Instead of an all-night back to back, the three artists were billed for 90 minutes each, before a free for all at the end. The night began with Hamish warming up, playing some of the irresistibly smooth selections that keen-eared Leeds clubbers will recognise him for, including a very welcome spin out of Pépé Bradock’s ‘Vermeille’. Midland followed at 1am, taking things in a tougher and more rhythmically complex direction, mixing between afrobeat-inspired oddities and more linear house music. Midland’s inspired selection of The Maghreban’s ‘Wonder Woman’ showed that the Versatile Records release was almost built with Wire’s Funktion One system in mind, leading to the glorious sight of elated dancers slapping the front panel in front of the DJ booth. Following from Midland was Pearson Sound, Pearson took things in a percussive direction, playing from a collection of largely unidentifiable wall-shaking drum tracks. Pearson’s set was so wonderfully syncopated that he managed to turn a reasonably textbook 4/4 tech-house tune into a curveball, playing Sebo K’s UK rave inspired ‘Restless (Darkness Mix)’ to offer the dancefloor a release through linearity. For the final solo set of the night, Pangaea stepped up to the booth.

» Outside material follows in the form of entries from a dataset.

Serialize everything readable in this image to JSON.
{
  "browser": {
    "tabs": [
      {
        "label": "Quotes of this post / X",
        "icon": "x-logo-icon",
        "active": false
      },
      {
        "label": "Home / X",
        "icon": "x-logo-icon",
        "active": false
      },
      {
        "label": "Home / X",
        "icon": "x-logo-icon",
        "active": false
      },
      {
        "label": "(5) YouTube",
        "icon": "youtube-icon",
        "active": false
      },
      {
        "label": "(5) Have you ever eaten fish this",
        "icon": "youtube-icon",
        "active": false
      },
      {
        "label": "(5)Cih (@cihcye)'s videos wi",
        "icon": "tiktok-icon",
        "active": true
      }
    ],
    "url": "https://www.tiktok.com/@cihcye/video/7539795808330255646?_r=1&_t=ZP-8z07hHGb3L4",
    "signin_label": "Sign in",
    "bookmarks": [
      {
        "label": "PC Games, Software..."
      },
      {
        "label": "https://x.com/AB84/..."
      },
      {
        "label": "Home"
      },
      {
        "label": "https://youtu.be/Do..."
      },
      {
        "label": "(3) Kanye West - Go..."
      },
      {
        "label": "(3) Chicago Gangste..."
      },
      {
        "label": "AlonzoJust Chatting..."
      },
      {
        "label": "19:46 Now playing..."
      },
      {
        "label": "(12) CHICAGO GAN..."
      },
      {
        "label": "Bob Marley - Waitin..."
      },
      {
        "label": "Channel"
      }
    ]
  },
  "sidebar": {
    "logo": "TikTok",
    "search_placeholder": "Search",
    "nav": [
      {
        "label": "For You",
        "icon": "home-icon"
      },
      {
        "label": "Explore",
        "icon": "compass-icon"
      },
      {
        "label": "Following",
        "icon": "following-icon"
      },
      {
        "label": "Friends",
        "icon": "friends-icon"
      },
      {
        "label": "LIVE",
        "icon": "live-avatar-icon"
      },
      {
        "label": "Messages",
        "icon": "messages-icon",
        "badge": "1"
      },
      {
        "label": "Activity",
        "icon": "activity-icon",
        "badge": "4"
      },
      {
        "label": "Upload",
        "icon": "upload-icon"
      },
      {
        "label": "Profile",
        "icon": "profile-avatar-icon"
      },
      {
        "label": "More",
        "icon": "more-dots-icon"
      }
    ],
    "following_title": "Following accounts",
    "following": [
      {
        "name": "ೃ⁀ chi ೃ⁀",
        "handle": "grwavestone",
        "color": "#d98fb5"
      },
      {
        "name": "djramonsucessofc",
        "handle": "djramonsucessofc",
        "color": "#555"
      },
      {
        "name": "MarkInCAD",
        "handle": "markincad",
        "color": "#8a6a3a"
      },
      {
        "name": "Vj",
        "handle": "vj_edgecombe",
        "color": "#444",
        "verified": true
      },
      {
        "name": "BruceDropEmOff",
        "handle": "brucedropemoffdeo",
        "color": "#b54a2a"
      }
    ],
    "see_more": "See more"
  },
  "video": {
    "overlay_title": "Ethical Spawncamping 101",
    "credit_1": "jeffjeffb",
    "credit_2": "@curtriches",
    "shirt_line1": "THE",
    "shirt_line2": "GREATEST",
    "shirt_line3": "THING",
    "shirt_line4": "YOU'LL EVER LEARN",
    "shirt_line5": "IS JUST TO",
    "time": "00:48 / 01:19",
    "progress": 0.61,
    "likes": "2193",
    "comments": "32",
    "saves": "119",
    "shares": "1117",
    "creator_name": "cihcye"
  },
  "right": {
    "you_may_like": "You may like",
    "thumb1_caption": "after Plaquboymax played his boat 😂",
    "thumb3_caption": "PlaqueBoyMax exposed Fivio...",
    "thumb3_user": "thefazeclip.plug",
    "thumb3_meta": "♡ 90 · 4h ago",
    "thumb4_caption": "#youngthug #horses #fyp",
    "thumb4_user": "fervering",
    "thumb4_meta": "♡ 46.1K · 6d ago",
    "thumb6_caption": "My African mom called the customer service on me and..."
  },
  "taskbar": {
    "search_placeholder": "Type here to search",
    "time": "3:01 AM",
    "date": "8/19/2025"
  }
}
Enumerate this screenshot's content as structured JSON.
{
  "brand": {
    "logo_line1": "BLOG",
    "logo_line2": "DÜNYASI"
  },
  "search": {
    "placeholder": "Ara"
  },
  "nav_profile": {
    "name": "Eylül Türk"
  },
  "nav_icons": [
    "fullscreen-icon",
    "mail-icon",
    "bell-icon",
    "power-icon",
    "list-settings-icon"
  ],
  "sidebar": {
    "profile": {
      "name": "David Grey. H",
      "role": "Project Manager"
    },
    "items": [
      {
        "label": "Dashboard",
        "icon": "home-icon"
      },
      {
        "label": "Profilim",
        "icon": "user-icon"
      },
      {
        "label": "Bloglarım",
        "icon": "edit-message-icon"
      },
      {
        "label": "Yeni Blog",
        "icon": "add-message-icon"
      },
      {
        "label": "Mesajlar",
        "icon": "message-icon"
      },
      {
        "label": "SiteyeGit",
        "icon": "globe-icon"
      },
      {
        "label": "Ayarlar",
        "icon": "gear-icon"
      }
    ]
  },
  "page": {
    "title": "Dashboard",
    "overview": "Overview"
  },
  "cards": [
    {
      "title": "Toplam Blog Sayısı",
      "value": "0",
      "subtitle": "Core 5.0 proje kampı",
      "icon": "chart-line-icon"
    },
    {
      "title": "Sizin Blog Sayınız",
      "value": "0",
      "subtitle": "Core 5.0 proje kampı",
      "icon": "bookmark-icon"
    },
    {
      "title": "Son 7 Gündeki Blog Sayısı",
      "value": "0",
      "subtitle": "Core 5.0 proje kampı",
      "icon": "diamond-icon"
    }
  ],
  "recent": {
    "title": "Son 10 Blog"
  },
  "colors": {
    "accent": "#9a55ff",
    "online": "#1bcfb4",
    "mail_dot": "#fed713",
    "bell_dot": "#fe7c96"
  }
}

While his Hessle counterparts Ben UFO & Pearson have reputations for a rhythmically anarchical approach to DJing, Pangaea’s sets have been characterised by his linear and recursive approach to playing 4/4 techno. Similarly to Pearson’s selection of the Sebo K track, it was interesting how this loopy, European approach to techno acts as an outlier alongside his UK colleagues. Pangaea’s selections didn’t disappoint in this regard, upping the tempo to something approaching the mid 130 mark to eliminate any fair weather elements left in the crowd when his set began at 4am. The music was also fantastic, with the punishing acid tones of James Ruskin’s ‘No Trace’ being a particular highlight. After Pangaea’s set the three headliners traded off in back-to-back till the early hours, inviting Hamish to join in the fun, solidifying the family atmosphere that epitomises the club’s approach.